Problem details
What lines of the material below include the string "checked"? Copy all of them.

Supplied material
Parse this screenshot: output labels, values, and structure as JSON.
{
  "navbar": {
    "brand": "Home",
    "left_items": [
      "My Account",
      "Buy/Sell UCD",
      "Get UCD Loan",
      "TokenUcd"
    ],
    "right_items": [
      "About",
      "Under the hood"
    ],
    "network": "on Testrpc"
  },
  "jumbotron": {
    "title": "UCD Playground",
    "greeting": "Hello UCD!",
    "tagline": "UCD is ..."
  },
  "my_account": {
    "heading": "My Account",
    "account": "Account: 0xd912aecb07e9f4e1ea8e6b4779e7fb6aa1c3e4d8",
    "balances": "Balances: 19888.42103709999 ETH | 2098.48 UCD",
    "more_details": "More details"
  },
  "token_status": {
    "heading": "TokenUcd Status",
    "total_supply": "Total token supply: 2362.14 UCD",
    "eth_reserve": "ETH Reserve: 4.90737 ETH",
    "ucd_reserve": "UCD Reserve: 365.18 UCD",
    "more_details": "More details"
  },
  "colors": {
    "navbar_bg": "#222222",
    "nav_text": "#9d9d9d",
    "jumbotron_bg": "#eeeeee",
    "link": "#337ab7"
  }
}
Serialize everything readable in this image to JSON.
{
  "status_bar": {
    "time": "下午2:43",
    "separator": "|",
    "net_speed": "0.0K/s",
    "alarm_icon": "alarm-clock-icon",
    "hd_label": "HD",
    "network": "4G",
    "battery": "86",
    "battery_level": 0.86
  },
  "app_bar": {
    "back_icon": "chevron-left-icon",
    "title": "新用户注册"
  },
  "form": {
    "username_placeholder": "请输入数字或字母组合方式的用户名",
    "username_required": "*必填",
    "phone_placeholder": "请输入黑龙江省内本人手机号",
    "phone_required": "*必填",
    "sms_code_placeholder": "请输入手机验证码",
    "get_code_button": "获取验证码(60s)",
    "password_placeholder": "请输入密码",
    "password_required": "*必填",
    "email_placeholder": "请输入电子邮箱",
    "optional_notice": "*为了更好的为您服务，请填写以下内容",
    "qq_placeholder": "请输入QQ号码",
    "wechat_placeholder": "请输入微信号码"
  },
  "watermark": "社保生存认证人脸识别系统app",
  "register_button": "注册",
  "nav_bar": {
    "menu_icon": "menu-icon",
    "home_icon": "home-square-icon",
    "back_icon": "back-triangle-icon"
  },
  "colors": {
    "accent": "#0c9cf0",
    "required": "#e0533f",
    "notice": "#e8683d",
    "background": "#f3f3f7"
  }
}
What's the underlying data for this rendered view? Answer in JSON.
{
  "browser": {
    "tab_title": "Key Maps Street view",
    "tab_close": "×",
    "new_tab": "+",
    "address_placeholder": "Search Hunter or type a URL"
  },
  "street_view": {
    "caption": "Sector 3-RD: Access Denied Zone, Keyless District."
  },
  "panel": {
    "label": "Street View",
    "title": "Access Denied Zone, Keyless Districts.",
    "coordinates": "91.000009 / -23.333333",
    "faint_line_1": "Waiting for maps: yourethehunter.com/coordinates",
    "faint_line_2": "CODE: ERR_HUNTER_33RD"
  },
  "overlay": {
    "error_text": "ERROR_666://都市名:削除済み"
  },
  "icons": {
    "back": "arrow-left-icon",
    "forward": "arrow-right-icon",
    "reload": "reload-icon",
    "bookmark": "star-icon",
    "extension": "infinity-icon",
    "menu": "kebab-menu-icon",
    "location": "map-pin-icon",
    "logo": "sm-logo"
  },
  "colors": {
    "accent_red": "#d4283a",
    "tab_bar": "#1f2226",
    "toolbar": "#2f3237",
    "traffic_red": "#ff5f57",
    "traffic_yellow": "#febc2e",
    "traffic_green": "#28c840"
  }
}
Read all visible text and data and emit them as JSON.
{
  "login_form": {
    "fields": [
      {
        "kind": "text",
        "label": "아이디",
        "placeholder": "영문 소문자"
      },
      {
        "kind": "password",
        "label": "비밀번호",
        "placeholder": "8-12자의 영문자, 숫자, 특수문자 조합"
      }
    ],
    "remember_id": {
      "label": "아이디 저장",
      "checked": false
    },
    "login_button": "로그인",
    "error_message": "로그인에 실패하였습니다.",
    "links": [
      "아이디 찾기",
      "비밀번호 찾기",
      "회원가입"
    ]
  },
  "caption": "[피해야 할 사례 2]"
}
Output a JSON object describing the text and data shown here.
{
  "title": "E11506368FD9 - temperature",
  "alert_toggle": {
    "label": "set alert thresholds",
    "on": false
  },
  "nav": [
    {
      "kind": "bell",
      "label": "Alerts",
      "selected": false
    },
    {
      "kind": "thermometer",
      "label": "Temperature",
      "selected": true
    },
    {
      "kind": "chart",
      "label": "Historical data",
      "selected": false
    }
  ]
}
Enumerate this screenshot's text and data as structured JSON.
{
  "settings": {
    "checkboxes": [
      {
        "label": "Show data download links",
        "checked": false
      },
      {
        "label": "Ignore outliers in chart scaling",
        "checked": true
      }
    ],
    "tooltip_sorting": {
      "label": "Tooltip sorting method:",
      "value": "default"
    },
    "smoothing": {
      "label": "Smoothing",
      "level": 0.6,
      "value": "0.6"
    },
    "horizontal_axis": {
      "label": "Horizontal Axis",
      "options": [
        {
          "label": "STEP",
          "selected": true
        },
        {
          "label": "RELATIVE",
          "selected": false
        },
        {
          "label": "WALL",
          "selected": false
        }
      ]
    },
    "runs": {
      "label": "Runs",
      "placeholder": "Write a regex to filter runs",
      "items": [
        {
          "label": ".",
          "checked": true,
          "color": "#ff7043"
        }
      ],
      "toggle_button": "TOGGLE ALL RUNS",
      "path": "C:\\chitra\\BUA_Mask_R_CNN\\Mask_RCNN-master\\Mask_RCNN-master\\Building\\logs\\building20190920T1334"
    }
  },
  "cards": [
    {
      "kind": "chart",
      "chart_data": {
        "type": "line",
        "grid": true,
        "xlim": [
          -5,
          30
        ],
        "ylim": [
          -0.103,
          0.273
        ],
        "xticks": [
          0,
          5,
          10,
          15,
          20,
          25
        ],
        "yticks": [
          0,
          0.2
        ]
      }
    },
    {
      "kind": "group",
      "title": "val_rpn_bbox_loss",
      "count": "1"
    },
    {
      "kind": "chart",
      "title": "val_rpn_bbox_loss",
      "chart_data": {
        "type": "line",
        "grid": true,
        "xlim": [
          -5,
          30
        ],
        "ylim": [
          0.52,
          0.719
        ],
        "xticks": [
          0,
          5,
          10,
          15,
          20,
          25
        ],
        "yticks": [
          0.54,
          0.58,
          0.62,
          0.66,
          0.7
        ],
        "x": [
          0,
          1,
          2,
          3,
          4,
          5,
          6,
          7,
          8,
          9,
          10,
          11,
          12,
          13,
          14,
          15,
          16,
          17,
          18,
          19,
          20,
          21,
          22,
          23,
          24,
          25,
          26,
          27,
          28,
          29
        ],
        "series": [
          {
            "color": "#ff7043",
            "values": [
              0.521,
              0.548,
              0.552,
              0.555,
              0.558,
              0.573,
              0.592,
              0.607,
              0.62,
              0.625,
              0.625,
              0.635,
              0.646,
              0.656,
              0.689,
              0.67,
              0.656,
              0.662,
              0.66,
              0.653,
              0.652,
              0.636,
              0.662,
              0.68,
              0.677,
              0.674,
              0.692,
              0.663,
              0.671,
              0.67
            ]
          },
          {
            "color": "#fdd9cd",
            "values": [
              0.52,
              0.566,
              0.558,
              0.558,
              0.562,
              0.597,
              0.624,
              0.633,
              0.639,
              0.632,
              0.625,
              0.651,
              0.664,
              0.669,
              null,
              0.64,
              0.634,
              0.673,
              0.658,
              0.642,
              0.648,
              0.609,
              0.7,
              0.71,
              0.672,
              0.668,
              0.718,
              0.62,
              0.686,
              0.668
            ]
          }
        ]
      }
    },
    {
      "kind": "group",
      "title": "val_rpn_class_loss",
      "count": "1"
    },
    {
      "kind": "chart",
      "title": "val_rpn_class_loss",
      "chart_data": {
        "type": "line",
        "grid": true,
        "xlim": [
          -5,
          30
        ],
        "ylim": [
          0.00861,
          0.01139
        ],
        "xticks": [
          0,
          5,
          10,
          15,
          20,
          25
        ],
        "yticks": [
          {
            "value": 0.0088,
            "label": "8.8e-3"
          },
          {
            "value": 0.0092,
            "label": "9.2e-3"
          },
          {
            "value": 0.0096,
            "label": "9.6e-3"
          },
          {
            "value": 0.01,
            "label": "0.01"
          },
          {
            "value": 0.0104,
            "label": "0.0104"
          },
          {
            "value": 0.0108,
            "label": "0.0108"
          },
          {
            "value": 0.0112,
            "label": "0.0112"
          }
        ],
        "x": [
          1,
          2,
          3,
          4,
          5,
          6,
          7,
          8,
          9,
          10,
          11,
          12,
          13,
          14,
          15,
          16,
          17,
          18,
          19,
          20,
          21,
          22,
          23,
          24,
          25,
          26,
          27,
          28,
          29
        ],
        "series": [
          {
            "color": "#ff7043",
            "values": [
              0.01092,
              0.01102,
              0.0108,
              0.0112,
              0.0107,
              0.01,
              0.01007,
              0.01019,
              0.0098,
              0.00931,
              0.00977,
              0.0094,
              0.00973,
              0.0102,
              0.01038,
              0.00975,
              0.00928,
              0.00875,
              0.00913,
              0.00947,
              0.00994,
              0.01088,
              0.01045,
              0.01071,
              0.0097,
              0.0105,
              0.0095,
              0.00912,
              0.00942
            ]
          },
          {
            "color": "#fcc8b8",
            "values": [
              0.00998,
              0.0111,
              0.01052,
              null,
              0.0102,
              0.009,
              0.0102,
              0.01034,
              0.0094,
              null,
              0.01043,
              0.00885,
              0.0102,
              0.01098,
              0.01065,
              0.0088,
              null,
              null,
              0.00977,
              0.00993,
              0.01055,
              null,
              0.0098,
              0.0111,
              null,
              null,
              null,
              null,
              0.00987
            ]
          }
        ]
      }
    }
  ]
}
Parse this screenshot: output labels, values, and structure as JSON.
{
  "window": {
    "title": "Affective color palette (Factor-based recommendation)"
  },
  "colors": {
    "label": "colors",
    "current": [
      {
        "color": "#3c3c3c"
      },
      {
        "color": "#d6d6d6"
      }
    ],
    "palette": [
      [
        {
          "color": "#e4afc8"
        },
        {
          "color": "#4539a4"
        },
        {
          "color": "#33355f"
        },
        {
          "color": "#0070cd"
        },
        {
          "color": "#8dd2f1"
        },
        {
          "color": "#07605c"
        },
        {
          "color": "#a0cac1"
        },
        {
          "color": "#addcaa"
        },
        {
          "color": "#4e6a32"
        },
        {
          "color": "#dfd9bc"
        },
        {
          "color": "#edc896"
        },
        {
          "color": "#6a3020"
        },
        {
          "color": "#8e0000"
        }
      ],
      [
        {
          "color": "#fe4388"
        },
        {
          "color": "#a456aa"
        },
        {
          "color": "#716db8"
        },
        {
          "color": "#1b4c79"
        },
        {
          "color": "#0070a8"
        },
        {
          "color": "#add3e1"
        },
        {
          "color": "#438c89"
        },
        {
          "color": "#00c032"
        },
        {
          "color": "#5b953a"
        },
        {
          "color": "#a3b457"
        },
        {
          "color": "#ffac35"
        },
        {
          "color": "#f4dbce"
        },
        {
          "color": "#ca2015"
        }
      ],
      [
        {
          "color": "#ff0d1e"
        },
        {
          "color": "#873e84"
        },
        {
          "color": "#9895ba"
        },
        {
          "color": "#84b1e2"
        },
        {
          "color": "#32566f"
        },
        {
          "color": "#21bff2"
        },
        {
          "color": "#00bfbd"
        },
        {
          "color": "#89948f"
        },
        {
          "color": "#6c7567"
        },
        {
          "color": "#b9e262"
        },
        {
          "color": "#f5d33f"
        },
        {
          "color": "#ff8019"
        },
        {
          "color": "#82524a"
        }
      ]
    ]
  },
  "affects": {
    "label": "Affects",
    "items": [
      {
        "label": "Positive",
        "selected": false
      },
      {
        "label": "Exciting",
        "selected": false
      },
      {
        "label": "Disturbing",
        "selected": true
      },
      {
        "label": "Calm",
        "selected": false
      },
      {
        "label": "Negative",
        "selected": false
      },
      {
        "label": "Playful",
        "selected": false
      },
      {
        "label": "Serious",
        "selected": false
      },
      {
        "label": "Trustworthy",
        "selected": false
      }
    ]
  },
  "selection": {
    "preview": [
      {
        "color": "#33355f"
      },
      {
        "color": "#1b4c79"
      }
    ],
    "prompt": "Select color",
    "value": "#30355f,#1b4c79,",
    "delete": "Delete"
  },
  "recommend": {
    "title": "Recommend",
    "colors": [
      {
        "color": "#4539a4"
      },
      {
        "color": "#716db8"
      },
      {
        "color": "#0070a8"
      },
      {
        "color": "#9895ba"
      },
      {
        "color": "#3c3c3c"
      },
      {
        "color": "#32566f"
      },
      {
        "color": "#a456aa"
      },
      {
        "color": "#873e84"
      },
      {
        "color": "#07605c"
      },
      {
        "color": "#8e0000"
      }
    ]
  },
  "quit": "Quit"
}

Answer section
      "checked": false
        "checked": false
        "checked": true
          "checked": true,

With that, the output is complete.